Audience: Middle school
Materials Cost: $1 - $5 per group of students

In this lesson, students will read the 1919 edition of the Cosmic Times (see related resources) and respond by raising questions to be answered with further research. They will make a model of curved space to view the motion of spheres as explained... (View More)

Audience: High school
Materials Cost: $1 - $5 per group of students

Students are introduced to the scientific tool of spectroscopy. They each build a simple spectroscope to examine the light from different light sources, particularly the Sun (Warning: Do not look directly at the Sun) and artificial lights (e.g.,... (View More)

Students are introduced to the basic properties, behavior and detection of black holes through a brief discussion of common conceptions and misconceptions of these exciting objects. They "act out" a way black holes might be detected through their... (View More)

In this lesson, learners will discover how certain snakes (pit-vipers) can find prey using a natural infrared sensor and will extend their understandings by exploring infrared technology applications. The lesson features background information for... (View More)

In this multi-day activity, students use infrared and visible images of animals and sort them into broad categories based upon the learner's own reasoning and observations of the images. Further explorations reveal that warm and cold-blooded animals... (View More)

In this introductory activity, learners investigate and discuss infrared images of various everyday objects, such as toasters, hairdryers, and running water, to learn about infrared imaging. Student questions about the false-color images help guide... (View More)

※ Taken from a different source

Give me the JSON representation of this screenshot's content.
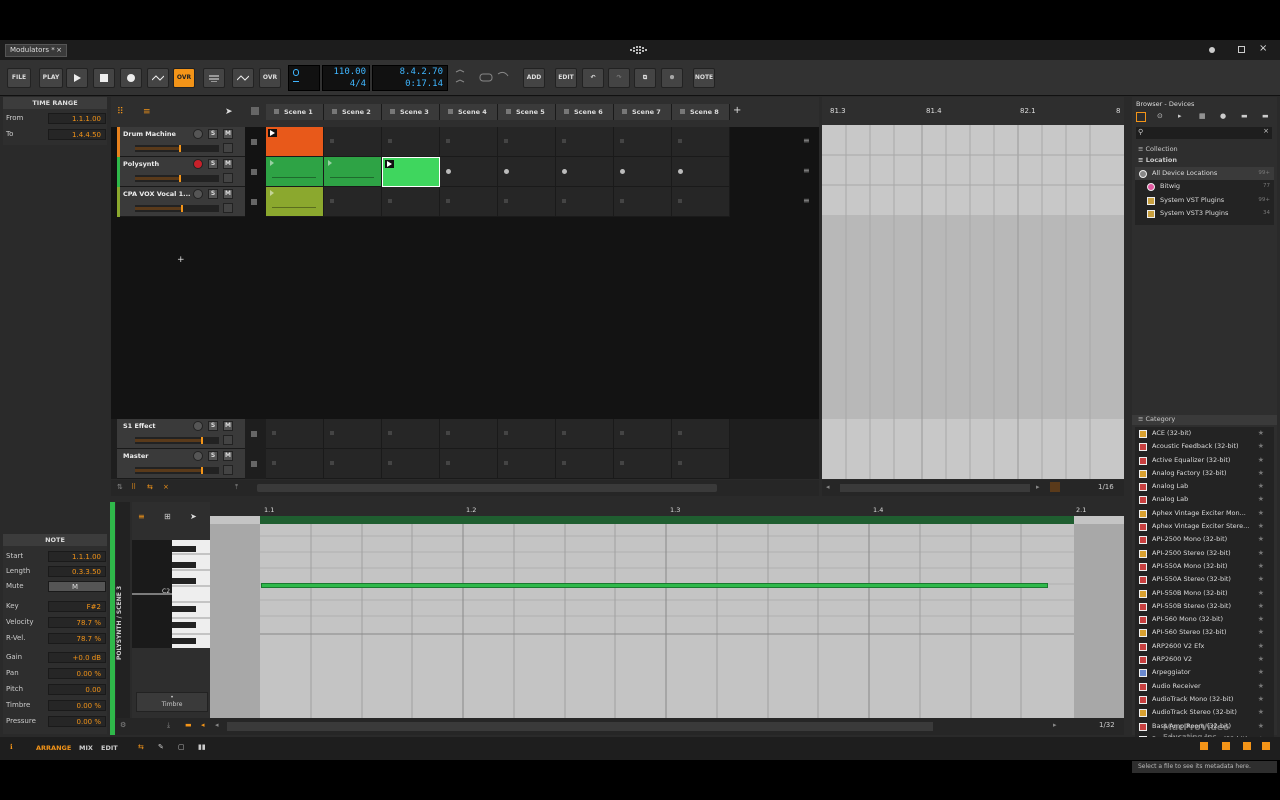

Students investigate magnetic fields in two and three dimensions, and compare the magnetic field of a pulsar to that of the Earth and other astronomical objects. This is Activity 3 of the Supernova Educator Guide developed by the XMM-Newton and... (View More)

Audience: High school
Materials Cost: $1 - $5 per group of students

This educational wallsheet illustrates Newton's Third Law of Motion. The accompanying activity is an experiment in which students create a balloon and straw rocket. Students must figure out how to shoot the balloon from the back of the classroom and... (View More)

This board game challenges players (ages 10+) to build a spaceship and fly to a black hole. The game provides opportunities for understanding phenomena based on current black hole research. During the game, players will experience the dangers and... (View More)